→ **Your goal**
A line belongs in the answer if it contains "memory"; copy every such line from the entries below.

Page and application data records
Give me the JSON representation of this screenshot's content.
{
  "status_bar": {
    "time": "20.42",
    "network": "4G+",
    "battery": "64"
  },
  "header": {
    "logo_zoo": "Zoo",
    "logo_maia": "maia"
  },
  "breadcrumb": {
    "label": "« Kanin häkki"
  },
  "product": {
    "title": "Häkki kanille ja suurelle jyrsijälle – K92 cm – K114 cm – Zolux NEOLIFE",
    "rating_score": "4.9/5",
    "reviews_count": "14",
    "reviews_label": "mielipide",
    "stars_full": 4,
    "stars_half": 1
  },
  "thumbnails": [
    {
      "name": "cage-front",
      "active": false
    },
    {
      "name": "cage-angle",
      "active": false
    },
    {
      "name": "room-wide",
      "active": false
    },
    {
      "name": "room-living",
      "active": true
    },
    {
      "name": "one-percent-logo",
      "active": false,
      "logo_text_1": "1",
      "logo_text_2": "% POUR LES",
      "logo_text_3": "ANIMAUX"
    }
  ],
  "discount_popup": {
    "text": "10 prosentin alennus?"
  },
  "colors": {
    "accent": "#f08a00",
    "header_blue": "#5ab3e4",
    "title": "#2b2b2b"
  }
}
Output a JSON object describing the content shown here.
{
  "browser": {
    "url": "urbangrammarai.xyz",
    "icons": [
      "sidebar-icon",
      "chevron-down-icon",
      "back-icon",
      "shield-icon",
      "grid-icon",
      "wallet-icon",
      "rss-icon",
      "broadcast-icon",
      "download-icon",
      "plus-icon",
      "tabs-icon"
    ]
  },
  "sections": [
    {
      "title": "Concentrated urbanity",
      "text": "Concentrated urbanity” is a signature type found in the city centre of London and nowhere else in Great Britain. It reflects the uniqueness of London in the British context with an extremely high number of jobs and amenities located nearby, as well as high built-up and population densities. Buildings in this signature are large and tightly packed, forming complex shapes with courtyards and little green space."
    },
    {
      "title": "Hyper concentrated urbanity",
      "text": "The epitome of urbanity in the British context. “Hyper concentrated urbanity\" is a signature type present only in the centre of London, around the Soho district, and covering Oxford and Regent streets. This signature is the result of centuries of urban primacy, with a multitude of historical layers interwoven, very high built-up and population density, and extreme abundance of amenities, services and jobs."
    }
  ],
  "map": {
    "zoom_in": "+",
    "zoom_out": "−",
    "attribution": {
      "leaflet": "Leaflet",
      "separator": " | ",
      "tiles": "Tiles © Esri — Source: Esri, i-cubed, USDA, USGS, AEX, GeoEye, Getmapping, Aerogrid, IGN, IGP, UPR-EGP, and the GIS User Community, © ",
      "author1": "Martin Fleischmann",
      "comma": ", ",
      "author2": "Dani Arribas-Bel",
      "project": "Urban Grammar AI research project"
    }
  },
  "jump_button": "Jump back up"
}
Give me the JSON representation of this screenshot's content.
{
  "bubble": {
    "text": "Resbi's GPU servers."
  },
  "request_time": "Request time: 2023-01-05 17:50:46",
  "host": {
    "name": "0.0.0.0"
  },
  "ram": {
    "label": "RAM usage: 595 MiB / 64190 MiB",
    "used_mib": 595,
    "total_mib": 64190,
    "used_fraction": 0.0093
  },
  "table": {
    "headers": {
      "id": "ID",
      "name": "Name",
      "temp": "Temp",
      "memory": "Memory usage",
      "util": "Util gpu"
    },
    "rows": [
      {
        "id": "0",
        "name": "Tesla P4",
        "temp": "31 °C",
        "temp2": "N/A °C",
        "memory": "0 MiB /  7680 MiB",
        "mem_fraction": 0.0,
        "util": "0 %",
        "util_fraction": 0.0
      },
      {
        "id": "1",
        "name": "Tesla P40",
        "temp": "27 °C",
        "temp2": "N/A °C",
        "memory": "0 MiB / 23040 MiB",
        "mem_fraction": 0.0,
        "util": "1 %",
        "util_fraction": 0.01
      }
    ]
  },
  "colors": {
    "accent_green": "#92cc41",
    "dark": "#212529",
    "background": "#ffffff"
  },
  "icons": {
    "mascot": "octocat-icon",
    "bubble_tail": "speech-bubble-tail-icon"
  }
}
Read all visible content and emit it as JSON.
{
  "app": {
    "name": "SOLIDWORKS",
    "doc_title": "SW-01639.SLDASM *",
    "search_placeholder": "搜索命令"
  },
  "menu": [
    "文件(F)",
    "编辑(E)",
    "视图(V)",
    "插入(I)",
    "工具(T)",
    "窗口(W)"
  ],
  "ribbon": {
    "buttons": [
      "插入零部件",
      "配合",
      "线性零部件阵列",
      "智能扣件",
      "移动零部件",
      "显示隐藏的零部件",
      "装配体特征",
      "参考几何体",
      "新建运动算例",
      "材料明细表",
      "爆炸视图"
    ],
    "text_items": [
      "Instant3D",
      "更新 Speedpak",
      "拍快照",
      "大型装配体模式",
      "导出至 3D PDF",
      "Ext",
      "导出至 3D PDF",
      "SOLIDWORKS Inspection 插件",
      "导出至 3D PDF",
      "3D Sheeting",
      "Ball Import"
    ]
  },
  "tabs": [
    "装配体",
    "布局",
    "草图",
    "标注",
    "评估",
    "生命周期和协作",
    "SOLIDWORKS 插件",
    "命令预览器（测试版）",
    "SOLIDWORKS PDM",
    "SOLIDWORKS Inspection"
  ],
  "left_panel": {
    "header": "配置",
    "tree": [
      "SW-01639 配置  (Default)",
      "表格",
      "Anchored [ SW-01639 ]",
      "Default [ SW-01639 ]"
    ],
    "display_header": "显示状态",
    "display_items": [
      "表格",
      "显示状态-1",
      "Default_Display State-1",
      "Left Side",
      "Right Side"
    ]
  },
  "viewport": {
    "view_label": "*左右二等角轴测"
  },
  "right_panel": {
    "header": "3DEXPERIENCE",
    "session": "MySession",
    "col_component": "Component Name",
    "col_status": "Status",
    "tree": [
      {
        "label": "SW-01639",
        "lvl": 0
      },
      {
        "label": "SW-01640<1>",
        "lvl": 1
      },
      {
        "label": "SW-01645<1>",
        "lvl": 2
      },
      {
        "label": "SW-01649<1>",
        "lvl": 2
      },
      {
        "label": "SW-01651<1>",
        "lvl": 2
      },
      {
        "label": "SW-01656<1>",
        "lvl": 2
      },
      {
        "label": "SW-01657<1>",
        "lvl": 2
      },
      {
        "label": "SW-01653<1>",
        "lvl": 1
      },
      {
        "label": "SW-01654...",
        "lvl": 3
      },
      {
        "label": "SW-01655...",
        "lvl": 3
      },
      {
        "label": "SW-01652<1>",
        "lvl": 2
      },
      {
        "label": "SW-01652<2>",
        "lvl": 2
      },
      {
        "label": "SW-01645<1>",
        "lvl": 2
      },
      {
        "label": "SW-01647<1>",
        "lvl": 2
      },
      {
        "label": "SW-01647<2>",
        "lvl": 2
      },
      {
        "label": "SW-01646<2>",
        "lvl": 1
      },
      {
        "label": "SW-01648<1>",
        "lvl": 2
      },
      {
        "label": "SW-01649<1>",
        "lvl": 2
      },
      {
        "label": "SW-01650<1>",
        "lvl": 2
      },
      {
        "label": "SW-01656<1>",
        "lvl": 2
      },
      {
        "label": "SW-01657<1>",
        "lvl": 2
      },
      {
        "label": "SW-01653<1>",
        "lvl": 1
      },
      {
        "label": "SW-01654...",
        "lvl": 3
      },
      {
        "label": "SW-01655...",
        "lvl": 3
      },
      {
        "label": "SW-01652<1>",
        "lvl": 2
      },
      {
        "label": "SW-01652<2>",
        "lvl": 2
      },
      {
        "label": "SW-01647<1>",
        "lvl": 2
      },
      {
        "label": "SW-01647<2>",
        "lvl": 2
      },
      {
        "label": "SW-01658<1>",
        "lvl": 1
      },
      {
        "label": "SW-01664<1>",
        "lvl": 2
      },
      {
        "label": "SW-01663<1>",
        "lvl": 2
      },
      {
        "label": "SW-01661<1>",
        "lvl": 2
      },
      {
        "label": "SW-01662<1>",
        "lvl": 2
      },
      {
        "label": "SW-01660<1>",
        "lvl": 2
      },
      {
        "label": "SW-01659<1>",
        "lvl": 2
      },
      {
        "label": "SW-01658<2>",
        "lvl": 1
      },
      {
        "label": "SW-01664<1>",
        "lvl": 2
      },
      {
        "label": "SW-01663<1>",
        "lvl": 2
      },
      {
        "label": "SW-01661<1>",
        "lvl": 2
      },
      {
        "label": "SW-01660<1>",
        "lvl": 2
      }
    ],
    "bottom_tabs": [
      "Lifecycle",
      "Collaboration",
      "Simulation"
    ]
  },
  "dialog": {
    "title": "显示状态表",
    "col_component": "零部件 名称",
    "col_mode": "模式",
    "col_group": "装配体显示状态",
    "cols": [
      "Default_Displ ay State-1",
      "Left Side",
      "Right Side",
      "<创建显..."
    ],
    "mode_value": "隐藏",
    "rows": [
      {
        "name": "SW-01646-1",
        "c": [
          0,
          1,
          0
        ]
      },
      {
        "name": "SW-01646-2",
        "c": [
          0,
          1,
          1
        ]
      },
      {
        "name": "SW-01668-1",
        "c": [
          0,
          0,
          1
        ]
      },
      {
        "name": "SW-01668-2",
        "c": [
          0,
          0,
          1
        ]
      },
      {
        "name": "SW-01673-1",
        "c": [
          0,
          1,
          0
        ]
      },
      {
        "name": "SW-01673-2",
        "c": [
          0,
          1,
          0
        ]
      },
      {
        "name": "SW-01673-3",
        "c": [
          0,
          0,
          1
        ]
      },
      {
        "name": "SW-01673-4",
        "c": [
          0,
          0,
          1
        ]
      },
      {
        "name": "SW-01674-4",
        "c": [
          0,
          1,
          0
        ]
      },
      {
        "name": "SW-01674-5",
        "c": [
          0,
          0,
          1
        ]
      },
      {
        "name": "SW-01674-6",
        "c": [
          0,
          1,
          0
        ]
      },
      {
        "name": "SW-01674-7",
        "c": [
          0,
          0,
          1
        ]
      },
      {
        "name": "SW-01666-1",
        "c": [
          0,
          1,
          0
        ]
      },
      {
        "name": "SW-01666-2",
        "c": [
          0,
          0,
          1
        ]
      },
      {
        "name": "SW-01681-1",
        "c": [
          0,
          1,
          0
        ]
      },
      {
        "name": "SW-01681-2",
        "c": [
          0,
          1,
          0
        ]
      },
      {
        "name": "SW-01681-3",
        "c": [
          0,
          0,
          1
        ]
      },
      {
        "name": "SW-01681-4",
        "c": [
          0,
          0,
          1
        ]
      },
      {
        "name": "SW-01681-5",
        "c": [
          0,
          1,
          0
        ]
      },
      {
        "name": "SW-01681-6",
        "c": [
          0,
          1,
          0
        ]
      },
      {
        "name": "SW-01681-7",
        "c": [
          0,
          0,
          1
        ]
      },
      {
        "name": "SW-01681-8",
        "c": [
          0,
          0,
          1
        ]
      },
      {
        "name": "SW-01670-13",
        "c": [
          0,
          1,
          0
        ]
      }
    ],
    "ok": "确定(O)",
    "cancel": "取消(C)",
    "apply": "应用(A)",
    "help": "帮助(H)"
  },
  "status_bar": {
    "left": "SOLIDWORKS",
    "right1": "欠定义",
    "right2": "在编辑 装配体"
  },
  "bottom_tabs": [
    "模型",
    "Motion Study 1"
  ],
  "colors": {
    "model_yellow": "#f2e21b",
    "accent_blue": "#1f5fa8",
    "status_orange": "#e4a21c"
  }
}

→ **Expected answer**
      "memory": "Memory usage",
        "memory": "0 MiB /  7680 MiB",
        "memory": "0 MiB / 23040 MiB",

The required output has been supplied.